Basel reconsiders “one show, two locations” concept

“A very large question mark” hangs over the fate of the Basel World Watch and Jewelry Show’s heavily-promoted “one show, two locations” concept, says Rene Kamm, the chief executive officer for the international watch and jewelry trade fair. That question mark was created by the “disastrous” impact of the Swiss government’s April 1 edict banning hundreds of South Asian exhibitors and their staffs—but not Asian visitors and buyers—from the show’s new Zurich adjunct.

“We are considering all alternatives,” including moving Basel’s 26 national pavilions out of Zurich, Kamm said during an end-of-show press conference on an unseasonably snowy April 10. He didn’t give specifics, but possibilities include a move to another Swiss city or one in nearby Germany or France (each only a mile from Basel), or even redefining the “one show, two locations” idea. “We will make a creative solution,” he said, “but we won’t break up the 26 national delegations, with one here and another there. That wouldn’t be manageable.”

Attendance at the 2003 Basel World Watch and Jewelry Show was down 22% (to 64,350), said Kamm. The major reasons were the Iraqi war (many were afraid to fly to Europe); worries about the risk of SARS (Severe Acute Respiratory Syndrome, a pneumonia-like disease spreading around the world), which prompted Switzerland to ban Asian exhibitors just before the show opened; and the sluggish European economies and consumer spending.

However, Basel officials quickly noted, there was a significant increase in “professional” visitors—i.e., members of the trade, since BaselWorld is also open to the public—from 67% of total attendance in 2002 to 76% this year.

The most significant loss was in visitors and buyers from North America and the Far East. Among those missing were a number of independent U.S. jewelers and chain stores including Penney’s and Federated, but top officials from Zale Corp. and Sterling Inc.—the country’s largest retail chain jewelers—were at the show as usual. “With everything that happened, we felt we had to be here to show our support for the industry,” Mary Forte, president and CEO of Zale Corp., told JCK.

In terms of business at the show, there was a “shortfall of purchases” by largely-absent Americans and Asians; satisfactory business with the European market; and surprisingly—in view of the Iraqi war and turmoil in that region—“excellent” business results with buyers from the Near and Middle East. Kamm noted that, although situations varied, most exhibitors said that the show’s business results were “better than expected.”

The Zurich facility was virtually empty of buyers and visitors thanks to the ouster of the Asian exhibitors, including the massive Hong Kong contingent, though there were still some 400 vendors there from various national groups. The situation there was “very sad,” said Kamm. Nevertheless, the Thai and Indian delegation reported doing “quite good business,” possibly because their main competitors—the Hong Kong exhibitors—had been excluded.

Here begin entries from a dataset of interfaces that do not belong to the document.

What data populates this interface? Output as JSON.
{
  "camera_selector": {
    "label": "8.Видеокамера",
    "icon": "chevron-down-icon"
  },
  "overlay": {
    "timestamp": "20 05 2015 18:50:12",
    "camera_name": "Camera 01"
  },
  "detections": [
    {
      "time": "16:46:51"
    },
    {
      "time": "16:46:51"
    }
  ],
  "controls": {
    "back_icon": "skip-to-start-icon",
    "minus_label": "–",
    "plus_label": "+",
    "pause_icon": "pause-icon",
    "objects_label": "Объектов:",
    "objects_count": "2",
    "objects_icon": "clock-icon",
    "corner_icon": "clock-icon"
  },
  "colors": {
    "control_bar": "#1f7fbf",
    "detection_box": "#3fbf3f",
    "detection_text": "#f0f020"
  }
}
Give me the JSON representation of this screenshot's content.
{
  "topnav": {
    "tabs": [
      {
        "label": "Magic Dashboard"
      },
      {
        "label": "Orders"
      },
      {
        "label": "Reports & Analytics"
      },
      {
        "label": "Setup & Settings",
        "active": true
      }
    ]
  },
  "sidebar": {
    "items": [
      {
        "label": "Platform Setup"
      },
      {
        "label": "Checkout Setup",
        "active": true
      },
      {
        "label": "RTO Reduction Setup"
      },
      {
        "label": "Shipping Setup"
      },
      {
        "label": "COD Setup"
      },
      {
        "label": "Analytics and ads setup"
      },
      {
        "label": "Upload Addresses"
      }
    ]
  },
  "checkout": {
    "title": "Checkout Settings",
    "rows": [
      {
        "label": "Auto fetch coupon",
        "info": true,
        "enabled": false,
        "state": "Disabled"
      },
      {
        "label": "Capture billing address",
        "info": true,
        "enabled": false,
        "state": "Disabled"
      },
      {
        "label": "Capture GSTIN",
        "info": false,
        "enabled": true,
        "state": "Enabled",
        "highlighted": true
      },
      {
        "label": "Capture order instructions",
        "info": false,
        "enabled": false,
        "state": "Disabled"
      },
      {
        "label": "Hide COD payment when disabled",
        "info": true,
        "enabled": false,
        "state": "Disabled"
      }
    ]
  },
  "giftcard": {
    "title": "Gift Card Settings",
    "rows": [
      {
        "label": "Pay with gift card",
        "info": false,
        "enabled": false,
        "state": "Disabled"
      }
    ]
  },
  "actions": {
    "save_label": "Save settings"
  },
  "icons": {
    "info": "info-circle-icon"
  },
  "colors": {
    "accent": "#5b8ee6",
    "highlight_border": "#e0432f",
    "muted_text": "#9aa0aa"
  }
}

Noting the “nightmarish” impact of war, pestilence, and economic news on the newly reorganized and redefined show—a massive three-year effort—Kamm said one benefit has been to show that the Basel Watch and Jewelry Show is “very robust. It takes a lot to weaken it. Conditions couldn’t have been worse and [the problems] all came at the same time,” he said, “but the fair survived them and we’ll be stronger in 2004.” Kamm said the fair is now investigating legal recourses, if any—as are the Hong Kong exhibitors associations—against the government for its last-minute edict, “especially since [the government had] assured us for weeks that there would be no problem.”

Kamm said the show’s relationship with the Hong Kong exhibitors, especially the Hong Kong Trade Development Council organizing body, “isn’t sunny, but it’s not broken down either. They understand it wasn’t our decision and that we weren’t able to do anything about it.”

Estimates of the cost to Hong Kong firms from loss of business and investment in their new exhibition area in Basel’s Zurich facility run into billions of Hong Kong dollars.

Kamm said the HKTDC and the Hong Kong exhibitors “have no more confidence in the authorities of Zurich.” The show’s SARS crisis had been precipitated by the Zurich authorities’ hasty fax to the Swiss government three days before the show opened urging it to close down the Zurich fair. Hong Kong exhibitors probably won’t want to return to Zurich if Basel continues its “one show, two locations” concept, he said.

Kamm said the Basel fair management wants “an independent body [set up] to study and assess this whole situation. We want to be sure nothing like this—such arbitrary decisions—happens again.”